Based on these four areas, USP has developed five different chapters, to date, that cover these topics. They haven’t been finalized yet, but ideally they would serve as a replacement for General Chapter <1079>. The new general chapters are scheduled to appear in Pharmacopeial Forum 40(2) [Mar.–Apr. 2014]. Pharmacopeial Forum (PF) is our bi-monthly journal in which USP proposes any revised or new standard for review. Nothing becomes finalized or official as a USP standard until it’s gone through a 90-day public comment in PF. At the end of that period, we take all the comments received and present them to our USP Expert Committee to review. The chapter is then revised accordingly. Once we are satisfied with the final document, we either move it to an official status or we can make changes to the content, which would then be republished in PF for further input.
HCP: Provide examples of specific packaging factors that will be considered.
Hunt: From the packaging perspective, you want to qualify your drug product packaging system to make sure it affords the right protection. It’s always important to focus on temperature, but we also try to highlight the importance of humidity because moisture permeating into a container-closure system can have an impact on drug product stability.
We do talk about technologies that are out there to monitor drug product temperature as a product moves through the supply chain. These technologies can be used to examine temperature and humidity variations over time and can be used to conduct temperature mapping of your facility and vehicles, or qualify a transportation packaging system. We know that excursions will happen.

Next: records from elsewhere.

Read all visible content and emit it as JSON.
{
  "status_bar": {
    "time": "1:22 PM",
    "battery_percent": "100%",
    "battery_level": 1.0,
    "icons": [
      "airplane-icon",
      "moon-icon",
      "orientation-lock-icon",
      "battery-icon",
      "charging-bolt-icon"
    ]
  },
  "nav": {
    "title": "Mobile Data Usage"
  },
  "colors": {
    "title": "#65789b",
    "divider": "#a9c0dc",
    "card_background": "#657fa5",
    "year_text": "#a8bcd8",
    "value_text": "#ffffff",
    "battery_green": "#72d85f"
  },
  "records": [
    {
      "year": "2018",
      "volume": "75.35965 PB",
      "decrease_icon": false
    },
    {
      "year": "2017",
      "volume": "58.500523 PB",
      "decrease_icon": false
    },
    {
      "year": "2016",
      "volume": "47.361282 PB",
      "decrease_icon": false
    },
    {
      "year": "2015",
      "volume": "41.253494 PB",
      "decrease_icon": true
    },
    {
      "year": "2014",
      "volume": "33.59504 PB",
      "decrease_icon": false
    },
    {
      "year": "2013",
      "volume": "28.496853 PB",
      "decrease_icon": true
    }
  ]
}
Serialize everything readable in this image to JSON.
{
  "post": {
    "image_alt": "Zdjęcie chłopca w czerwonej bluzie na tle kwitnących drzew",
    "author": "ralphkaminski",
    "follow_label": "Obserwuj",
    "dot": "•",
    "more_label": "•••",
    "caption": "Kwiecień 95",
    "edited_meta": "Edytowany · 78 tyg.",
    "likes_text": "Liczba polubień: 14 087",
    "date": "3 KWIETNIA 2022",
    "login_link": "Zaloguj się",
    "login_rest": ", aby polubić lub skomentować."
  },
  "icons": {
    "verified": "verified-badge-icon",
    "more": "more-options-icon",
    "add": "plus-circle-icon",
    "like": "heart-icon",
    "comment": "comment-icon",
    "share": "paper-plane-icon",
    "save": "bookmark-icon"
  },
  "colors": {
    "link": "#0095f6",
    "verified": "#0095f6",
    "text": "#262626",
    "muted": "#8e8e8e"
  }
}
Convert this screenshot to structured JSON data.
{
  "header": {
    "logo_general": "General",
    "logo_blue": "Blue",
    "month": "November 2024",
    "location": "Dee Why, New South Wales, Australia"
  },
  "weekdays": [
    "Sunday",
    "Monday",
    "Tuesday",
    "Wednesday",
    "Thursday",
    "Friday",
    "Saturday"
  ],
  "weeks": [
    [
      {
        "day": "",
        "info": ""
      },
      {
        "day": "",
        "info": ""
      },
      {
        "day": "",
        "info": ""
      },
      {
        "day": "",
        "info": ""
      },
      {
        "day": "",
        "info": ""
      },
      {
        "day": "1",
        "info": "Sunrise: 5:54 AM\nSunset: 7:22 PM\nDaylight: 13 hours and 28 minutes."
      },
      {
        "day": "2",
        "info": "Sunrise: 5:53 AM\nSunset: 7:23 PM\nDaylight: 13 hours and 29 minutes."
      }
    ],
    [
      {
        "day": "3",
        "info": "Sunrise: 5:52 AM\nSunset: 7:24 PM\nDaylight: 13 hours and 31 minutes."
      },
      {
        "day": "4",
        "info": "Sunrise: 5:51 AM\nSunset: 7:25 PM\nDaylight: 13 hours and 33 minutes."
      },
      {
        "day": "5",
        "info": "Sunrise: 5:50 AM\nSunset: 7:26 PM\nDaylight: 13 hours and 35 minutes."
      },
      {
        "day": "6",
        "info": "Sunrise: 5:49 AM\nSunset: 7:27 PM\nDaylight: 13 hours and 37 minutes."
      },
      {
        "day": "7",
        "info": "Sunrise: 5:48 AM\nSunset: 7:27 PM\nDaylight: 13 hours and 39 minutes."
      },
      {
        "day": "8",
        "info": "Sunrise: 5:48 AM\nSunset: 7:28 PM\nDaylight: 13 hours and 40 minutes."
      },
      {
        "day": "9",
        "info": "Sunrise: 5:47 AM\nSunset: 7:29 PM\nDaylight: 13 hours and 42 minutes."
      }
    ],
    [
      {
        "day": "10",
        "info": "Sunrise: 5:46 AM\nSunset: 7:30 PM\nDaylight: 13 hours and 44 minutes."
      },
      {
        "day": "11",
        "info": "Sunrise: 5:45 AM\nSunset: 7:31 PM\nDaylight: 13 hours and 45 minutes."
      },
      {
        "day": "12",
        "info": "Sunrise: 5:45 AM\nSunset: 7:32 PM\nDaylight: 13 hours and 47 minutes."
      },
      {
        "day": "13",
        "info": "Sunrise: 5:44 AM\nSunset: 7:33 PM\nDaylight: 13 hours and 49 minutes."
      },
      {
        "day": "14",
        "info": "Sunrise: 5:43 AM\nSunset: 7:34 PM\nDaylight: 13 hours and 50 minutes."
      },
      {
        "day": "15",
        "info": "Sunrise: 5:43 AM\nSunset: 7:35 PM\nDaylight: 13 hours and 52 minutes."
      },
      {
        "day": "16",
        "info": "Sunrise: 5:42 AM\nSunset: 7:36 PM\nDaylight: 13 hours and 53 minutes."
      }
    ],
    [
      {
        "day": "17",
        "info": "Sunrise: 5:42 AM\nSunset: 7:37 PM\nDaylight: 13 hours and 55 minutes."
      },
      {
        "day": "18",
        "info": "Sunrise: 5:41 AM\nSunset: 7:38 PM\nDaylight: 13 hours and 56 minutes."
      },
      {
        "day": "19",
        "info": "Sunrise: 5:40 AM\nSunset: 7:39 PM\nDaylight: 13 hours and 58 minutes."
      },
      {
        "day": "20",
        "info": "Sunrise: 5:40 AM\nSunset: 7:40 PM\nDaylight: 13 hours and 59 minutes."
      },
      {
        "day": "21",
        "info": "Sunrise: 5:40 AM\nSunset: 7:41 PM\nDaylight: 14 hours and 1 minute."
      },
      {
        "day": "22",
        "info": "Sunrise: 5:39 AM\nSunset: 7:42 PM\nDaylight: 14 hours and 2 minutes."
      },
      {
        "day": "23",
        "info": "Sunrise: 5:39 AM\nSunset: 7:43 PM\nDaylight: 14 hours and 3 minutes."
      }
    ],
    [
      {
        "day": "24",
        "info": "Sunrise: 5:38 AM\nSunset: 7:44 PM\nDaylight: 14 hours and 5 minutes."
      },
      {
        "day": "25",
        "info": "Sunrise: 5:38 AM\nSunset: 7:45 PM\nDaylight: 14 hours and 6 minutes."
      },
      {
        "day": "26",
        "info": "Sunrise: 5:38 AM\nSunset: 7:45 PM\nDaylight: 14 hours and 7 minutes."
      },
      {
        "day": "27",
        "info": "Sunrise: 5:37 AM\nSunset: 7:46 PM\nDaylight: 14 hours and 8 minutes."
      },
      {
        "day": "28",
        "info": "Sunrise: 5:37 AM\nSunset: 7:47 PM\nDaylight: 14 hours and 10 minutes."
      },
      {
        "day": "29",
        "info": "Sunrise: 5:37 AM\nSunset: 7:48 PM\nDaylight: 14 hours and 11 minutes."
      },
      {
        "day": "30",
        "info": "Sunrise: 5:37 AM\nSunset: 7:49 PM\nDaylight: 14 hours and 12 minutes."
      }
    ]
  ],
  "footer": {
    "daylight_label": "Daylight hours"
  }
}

When they do happen, how you address them and how you figure out whether they’re going to have an impact on the drug product are points we try to highlight.
HCP: Can our readers in packaging and logistics functions become involved in this USP guidance and can they help shape it?
Hunt: Absolutely! We can never have too many great minds or writers in a room. USP welcomes all interested stakeholders to participate in our standards-setting process. You can e-mail me at firstname.lastname@example.org, or call me at 301.816.8341. If someone is interested and wants to be part of an effort, I am more than willing to put them to work. You can also go to (www.usp.org/usp-nf/pharmacopeial-forum). It’s a free online journal that requires one-time registration. We really want to encourage people from the packaging community to give us feedback.
HCP: Do USP and the U.S. Food and Drug Administration work together, and if so how?
Hunt: USP develops and revises standards, and FDA has the role of enforcing them. We try to find synergies between the two organizations because if USP goes in directions other than those of interest to FDA, it will not be beneficial to those affected by the standards. We try to work together on every USP Expert Panel and Committee, and we try to have FDA liaisons take part in our discussions. We get feedback from them on various topics.